(Provided data Opens)

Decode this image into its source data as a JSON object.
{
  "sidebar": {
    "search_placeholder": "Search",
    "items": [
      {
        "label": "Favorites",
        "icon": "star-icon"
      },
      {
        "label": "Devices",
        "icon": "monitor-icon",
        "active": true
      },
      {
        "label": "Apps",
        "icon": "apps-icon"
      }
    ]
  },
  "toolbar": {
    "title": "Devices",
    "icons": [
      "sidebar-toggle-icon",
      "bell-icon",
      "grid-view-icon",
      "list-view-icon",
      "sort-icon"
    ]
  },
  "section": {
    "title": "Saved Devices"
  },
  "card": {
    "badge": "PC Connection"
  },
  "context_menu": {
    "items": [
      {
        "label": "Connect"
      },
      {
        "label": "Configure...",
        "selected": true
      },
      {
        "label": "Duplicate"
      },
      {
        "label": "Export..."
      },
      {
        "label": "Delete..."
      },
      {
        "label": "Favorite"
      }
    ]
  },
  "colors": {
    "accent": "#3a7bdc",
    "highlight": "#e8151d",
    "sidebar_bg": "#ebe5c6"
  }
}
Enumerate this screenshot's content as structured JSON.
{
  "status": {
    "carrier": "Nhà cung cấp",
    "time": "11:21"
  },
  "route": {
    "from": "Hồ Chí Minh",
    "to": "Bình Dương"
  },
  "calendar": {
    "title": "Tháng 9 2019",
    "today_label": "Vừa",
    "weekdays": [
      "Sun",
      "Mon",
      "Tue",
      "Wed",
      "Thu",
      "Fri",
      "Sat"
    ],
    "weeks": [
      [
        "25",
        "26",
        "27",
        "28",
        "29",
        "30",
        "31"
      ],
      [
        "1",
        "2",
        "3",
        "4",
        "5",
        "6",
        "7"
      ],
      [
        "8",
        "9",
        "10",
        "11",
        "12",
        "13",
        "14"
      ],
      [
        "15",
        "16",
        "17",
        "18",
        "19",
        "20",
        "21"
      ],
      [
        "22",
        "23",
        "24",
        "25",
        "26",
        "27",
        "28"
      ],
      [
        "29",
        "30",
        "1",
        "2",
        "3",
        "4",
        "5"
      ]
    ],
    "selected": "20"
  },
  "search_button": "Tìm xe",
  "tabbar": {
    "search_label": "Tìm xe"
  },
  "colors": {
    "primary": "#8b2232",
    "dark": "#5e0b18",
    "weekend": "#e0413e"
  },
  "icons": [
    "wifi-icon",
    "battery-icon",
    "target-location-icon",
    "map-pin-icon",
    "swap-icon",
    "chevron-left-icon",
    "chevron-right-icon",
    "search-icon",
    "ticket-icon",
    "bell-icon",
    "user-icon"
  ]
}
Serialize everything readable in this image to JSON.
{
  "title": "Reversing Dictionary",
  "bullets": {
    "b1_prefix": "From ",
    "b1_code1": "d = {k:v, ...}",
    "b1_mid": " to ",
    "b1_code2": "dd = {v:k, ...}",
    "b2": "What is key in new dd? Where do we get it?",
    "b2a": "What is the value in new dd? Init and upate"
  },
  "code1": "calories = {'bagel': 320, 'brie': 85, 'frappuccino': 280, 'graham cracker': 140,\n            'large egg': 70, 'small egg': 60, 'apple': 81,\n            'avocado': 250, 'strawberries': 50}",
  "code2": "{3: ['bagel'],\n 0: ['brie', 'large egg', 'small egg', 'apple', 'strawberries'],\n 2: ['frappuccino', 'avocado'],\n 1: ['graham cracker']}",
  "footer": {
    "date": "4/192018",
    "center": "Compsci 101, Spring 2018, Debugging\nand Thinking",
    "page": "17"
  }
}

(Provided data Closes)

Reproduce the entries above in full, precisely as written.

Answer for this exercise »
Decode this image into its source data as a JSON object.
{
  "sidebar": {
    "search_placeholder": "Search",
    "items": [
      {
        "label": "Favorites",
        "icon": "star-icon"
      },
      {
        "label": "Devices",
        "icon": "monitor-icon",
        "active": true
      },
      {
        "label": "Apps",
        "icon": "apps-icon"
      }
    ]
  },
  "toolbar": {
    "title": "Devices",
    "icons": [
      "sidebar-toggle-icon",
      "bell-icon",
      "grid-view-icon",
      "list-view-icon",
      "sort-icon"
    ]
  },
  "section": {
    "title": "Saved Devices"
  },
  "card": {
    "badge": "PC Connection"
  },
  "context_menu": {
    "items": [
      {
        "label": "Connect"
      },
      {
        "label": "Configure...",
        "selected": true
      },
      {
        "label": "Duplicate"
      },
      {
        "label": "Export..."
      },
      {
        "label": "Delete..."
      },
      {
        "label": "Favorite"
      }
    ]
  },
  "colors": {
    "accent": "#3a7bdc",
    "highlight": "#e8151d",
    "sidebar_bg": "#ebe5c6"
  }
}
Enumerate this screenshot's content as structured JSON.
{
  "status": {
    "carrier": "Nhà cung cấp",
    "time": "11:21"
  },
  "route": {
    "from": "Hồ Chí Minh",
    "to": "Bình Dương"
  },
  "calendar": {
    "title": "Tháng 9 2019",
    "today_label": "Vừa",
    "weekdays": [
      "Sun",
      "Mon",
      "Tue",
      "Wed",
      "Thu",
      "Fri",
      "Sat"
    ],
    "weeks": [
      [
        "25",
        "26",
        "27",
        "28",
        "29",
        "30",
        "31"
      ],
      [
        "1",
        "2",
        "3",
        "4",
        "5",
        "6",
        "7"
      ],
      [
        "8",
        "9",
        "10",
        "11",
        "12",
        "13",
        "14"
      ],
      [
        "15",
        "16",
        "17",
        "18",
        "19",
        "20",
        "21"
      ],
      [
        "22",
        "23",
        "24",
        "25",
        "26",
        "27",
        "28"
      ],
      [
        "29",
        "30",
        "1",
        "2",
        "3",
        "4",
        "5"
      ]
    ],
    "selected": "20"
  },
  "search_button": "Tìm xe",
  "tabbar": {
    "search_label": "Tìm xe"
  },
  "colors": {
    "primary": "#8b2232",
    "dark": "#5e0b18",
    "weekend": "#e0413e"
  },
  "icons": [
    "wifi-icon",
    "battery-icon",
    "target-location-icon",
    "map-pin-icon",
    "swap-icon",
    "chevron-left-icon",
    "chevron-right-icon",
    "search-icon",
    "ticket-icon",
    "bell-icon",
    "user-icon"
  ]
}
Serialize everything readable in this image to JSON.
{
  "title": "Reversing Dictionary",
  "bullets": {
    "b1_prefix": "From ",
    "b1_code1": "d = {k:v, ...}",
    "b1_mid": " to ",
    "b1_code2": "dd = {v:k, ...}",
    "b2": "What is key in new dd? Where do we get it?",
    "b2a": "What is the value in new dd? Init and upate"
  },
  "code1": "calories = {'bagel': 320, 'brie': 85, 'frappuccino': 280, 'graham cracker': 140,\n            'large egg': 70, 'small egg': 60, 'apple': 81,\n            'avocado': 250, 'strawberries': 50}",
  "code2": "{3: ['bagel'],\n 0: ['brie', 'large egg', 'small egg', 'apple', 'strawberries'],\n 2: ['frappuccino', 'avocado'],\n 1: ['graham cracker']}",
  "footer": {
    "date": "4/192018",
    "center": "Compsci 101, Spring 2018, Debugging\nand Thinking",
    "page": "17"
  }
}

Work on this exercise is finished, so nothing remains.